## [About this exercise]
Output every entry below word for word, minus the images.

## [Information shown]
▶

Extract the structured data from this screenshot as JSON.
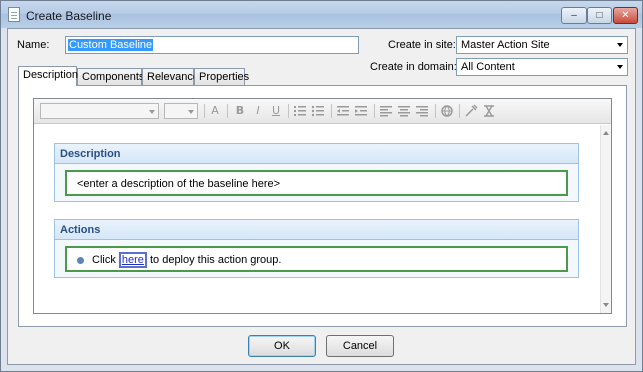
{
  "window": {
    "title": "Create Baseline",
    "minimize_glyph": "‒",
    "maximize_glyph": "□",
    "close_glyph": "✕"
  },
  "form": {
    "name_label": "Name:",
    "name_value": "Custom Baseline",
    "site_label": "Create in site:",
    "site_value": "Master Action Site",
    "domain_label": "Create in domain:",
    "domain_value": "All Content"
  },
  "tabs": [
    {
      "label": "Description",
      "active": true
    },
    {
      "label": "Components",
      "active": false
    },
    {
      "label": "Relevance",
      "active": false
    },
    {
      "label": "Properties",
      "active": false
    }
  ],
  "toolbar": {
    "icons": [
      "font-color-icon",
      "bold-icon",
      "italic-icon",
      "underline-icon",
      "numbered-list-icon",
      "bulleted-list-icon",
      "outdent-icon",
      "indent-icon",
      "align-left-icon",
      "align-center-icon",
      "align-right-icon",
      "insert-link-icon",
      "insert-image-icon",
      "remove-format-icon"
    ],
    "glyphs": {
      "font_color": "A",
      "bold": "B",
      "italic": "I",
      "underline": "U"
    }
  },
  "description_section": {
    "heading": "Description",
    "placeholder": "<enter a description of the baseline here>"
  },
  "actions_section": {
    "heading": "Actions",
    "text_before": "Click ",
    "link_text": "here",
    "text_after": " to deploy this action group."
  },
  "buttons": {
    "ok": "OK",
    "cancel": "Cancel"
  },
  "colors": {
    "section_heading": "#2a4f85",
    "section_border": "#9cc3e4",
    "field_border": "#4a9a4a",
    "selection": "#3399ff"
  }
}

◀

## [Solution to the exercise]
Extract the structured data from this screenshot as JSON.
{
  "window": {
    "title": "Create Baseline",
    "minimize_glyph": "‒",
    "maximize_glyph": "□",
    "close_glyph": "✕"
  },
  "form": {
    "name_label": "Name:",
    "name_value": "Custom Baseline",
    "site_label": "Create in site:",
    "site_value": "Master Action Site",
    "domain_label": "Create in domain:",
    "domain_value": "All Content"
  },
  "tabs": [
    {
      "label": "Description",
      "active": true
    },
    {
      "label": "Components",
      "active": false
    },
    {
      "label": "Relevance",
      "active": false
    },
    {
      "label": "Properties",
      "active": false
    }
  ],
  "toolbar": {
    "icons": [
      "font-color-icon",
      "bold-icon",
      "italic-icon",
      "underline-icon",
      "numbered-list-icon",
      "bulleted-list-icon",
      "outdent-icon",
      "indent-icon",
      "align-left-icon",
      "align-center-icon",
      "align-right-icon",
      "insert-link-icon",
      "insert-image-icon",
      "remove-format-icon"
    ],
    "glyphs": {
      "font_color": "A",
      "bold": "B",
      "italic": "I",
      "underline": "U"
    }
  },
  "description_section": {
    "heading": "Description",
    "placeholder": "<enter a description of the baseline here>"
  },
  "actions_section": {
    "heading": "Actions",
    "text_before": "Click ",
    "link_text": "here",
    "text_after": " to deploy this action group."
  },
  "buttons": {
    "ok": "OK",
    "cancel": "Cancel"
  },
  "colors": {
    "section_heading": "#2a4f85",
    "section_border": "#9cc3e4",
    "field_border": "#4a9a4a",
    "selection": "#3399ff"
  }
}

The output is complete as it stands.